Events of the past fortnight have demonstrated that more disclosure of information is the means towards progress on Ireland’s stubbornly high gender pay gap. Fierce debates over pay gaps at RTÉ and the BBC have demonstrated the power of disclosure on this issue. Comment sections, meanwhile, are laden with pieces supporting legislation that would require large employers to publish their internal data.
This legislation – the Gender Pay Gap Information Bill 2017 – would, by requiring organisations with 50 or more staff to reveal their average gender pay gap, result in the publication of precisely the kind of hard information the columnists are calling for. The Bill recently passed its second stage with all-party support in the Seanad.

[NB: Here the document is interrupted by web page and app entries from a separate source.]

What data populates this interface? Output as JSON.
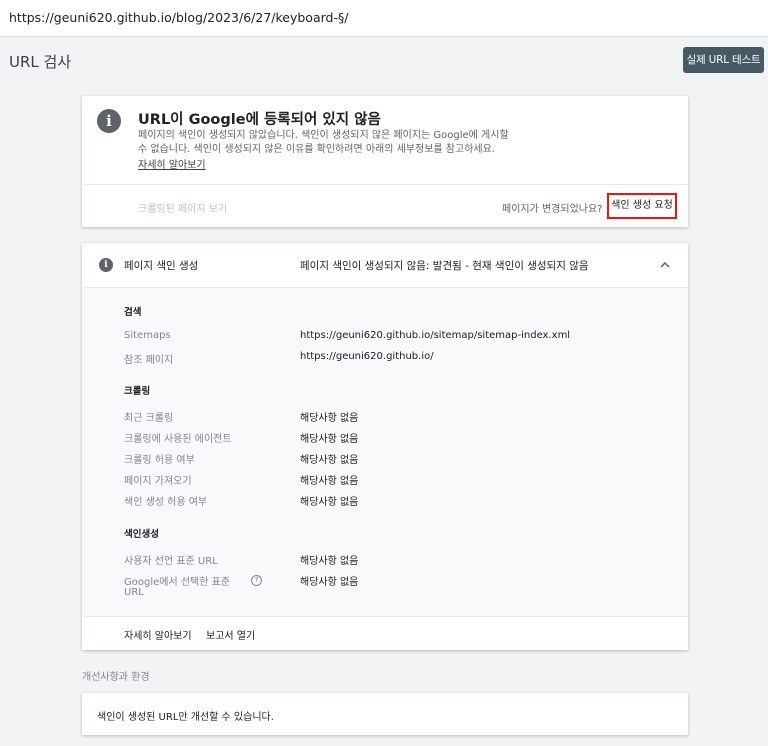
{
  "address_bar": {
    "url": "https://geuni620.github.io/blog/2023/6/27/keyboard-§/"
  },
  "header": {
    "title": "URL 검사",
    "live_test_label": "실제 URL 테스트"
  },
  "status_card": {
    "title": "URL이 Google에 등록되어 있지 않음",
    "description": "페이지의 색인이 생성되지 않았습니다. 색인이 생성되지 않은 페이지는 Google에 게시할 수 없습니다. 색인이 생성되지 않은 이유를 확인하려면 아래의 세부정보를 참고하세요.",
    "learn_more": "자세히 알아보기",
    "view_crawled": "크롤링된 페이지 보기",
    "changed_question": "페이지가 변경되었나요?",
    "request_indexing": "색인 생성 요청",
    "icon": "info-icon"
  },
  "indexing_card": {
    "title": "페이지 색인 생성",
    "status": "페이지 색인이 생성되지 않음: 발견됨 - 현재 색인이 생성되지 않음",
    "icon": "info-icon",
    "groups": {
      "discovery": {
        "title": "검색",
        "rows": [
          {
            "label": "Sitemaps",
            "value": "https://geuni620.github.io/sitemap/sitemap-index.xml"
          },
          {
            "label": "참조 페이지",
            "value": "https://geuni620.github.io/"
          }
        ]
      },
      "crawl": {
        "title": "크롤링",
        "rows": [
          {
            "label": "최근 크롤링",
            "value": "해당사항 없음"
          },
          {
            "label": "크롤링에 사용된 에이전트",
            "value": "해당사항 없음"
          },
          {
            "label": "크롤링 허용 여부",
            "value": "해당사항 없음"
          },
          {
            "label": "페이지 가져오기",
            "value": "해당사항 없음"
          },
          {
            "label": "색인 생성 허용 여부",
            "value": "해당사항 없음"
          }
        ]
      },
      "indexing": {
        "title": "색인생성",
        "rows": [
          {
            "label": "사용자 선언 표준 URL",
            "value": "해당사항 없음"
          },
          {
            "label_line1": "Google에서 선택한 표준",
            "label_line2": "URL",
            "value": "해당사항 없음"
          }
        ]
      }
    },
    "footer": {
      "learn_more": "자세히 알아보기",
      "open_report": "보고서 열기"
    }
  },
  "enhancements": {
    "title": "개선사항과 환경",
    "message": "색인이 생성된 URL만 개선할 수 있습니다."
  },
  "colors": {
    "highlight_border": "#e8190b",
    "live_test_bg": "#455a64",
    "page_bg": "#f1f3f4"
  }
}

Similar measures were recently introduced in Britain, with the broad support of employers’ organisations. Sarah Henchoz, employment partner at law firm Allen and Overy, said this was “likely to do more for pay parity in five years than equal pay legislation has done in 45.” Irish employers’ groups have claimed that gender pay transparency won’t change anything. The events of the last week or so suggest they are mistaken.
Compulsory reporting of organisations’ gender pay gaps would shine a light on inequity and enable businesses and consumers to take account of the gender pay gap when making decisions about how they spend their money. It would also help decent employers to compete for the best talent in the labour market.

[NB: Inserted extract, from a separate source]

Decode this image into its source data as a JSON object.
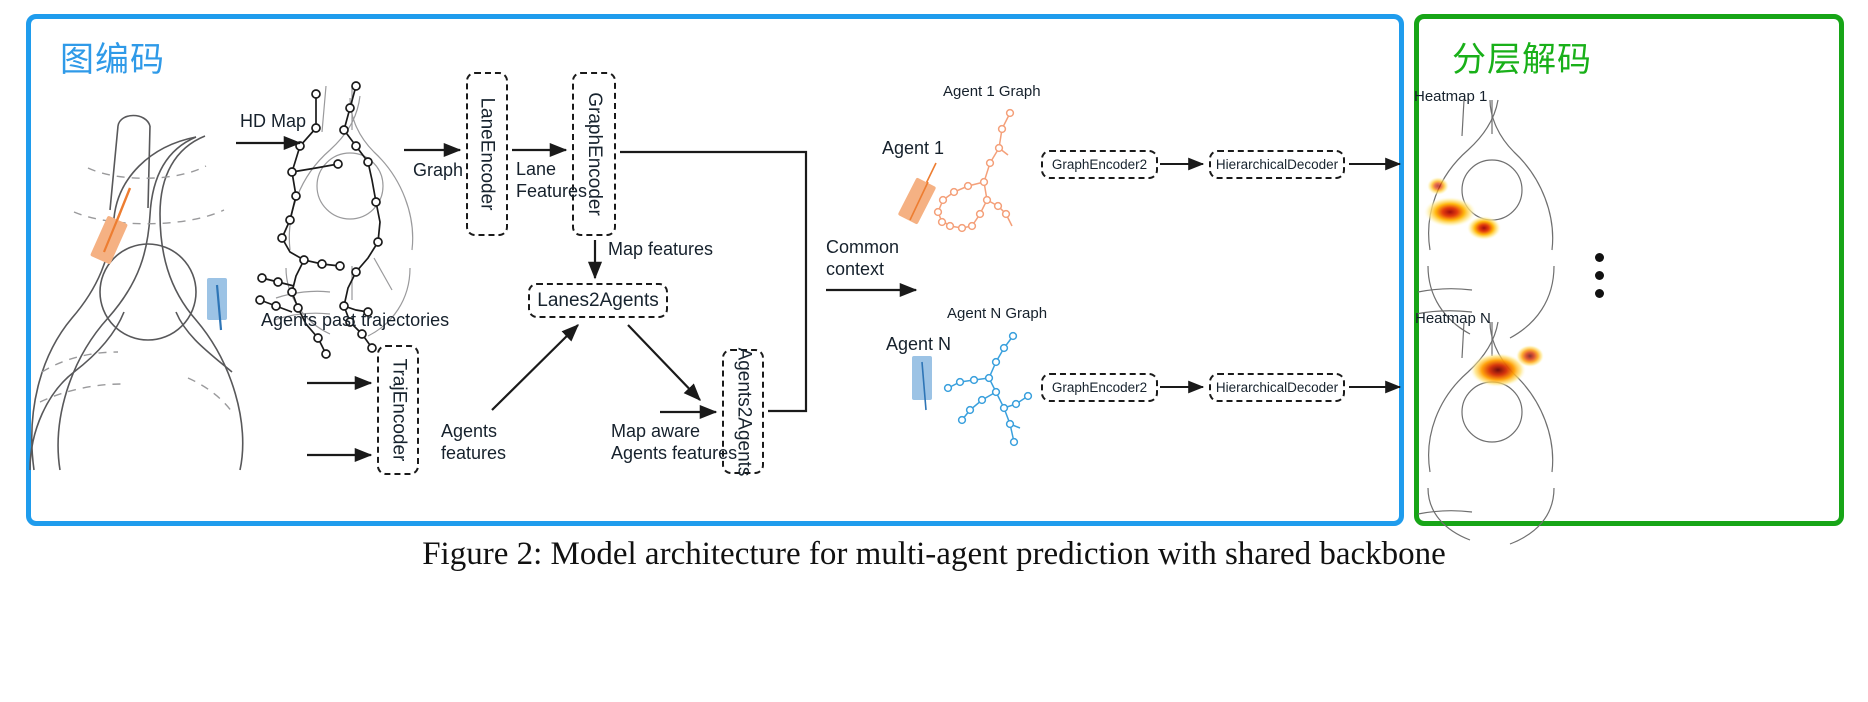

It would certainly encourage businesses to identify the causes of the gender pay gap in their organisations and take measures to address them. In so doing, they would add value to their brands.
Above all, a legal requirement on pay gap reporting would send a strong signal that Ireland doesn’t just care about equal pay, but that we mean to do something decisive about it. At the current rate of action, the United Nations says it will take 70 more years before women’s average pay matches men’s.
That’s far too long.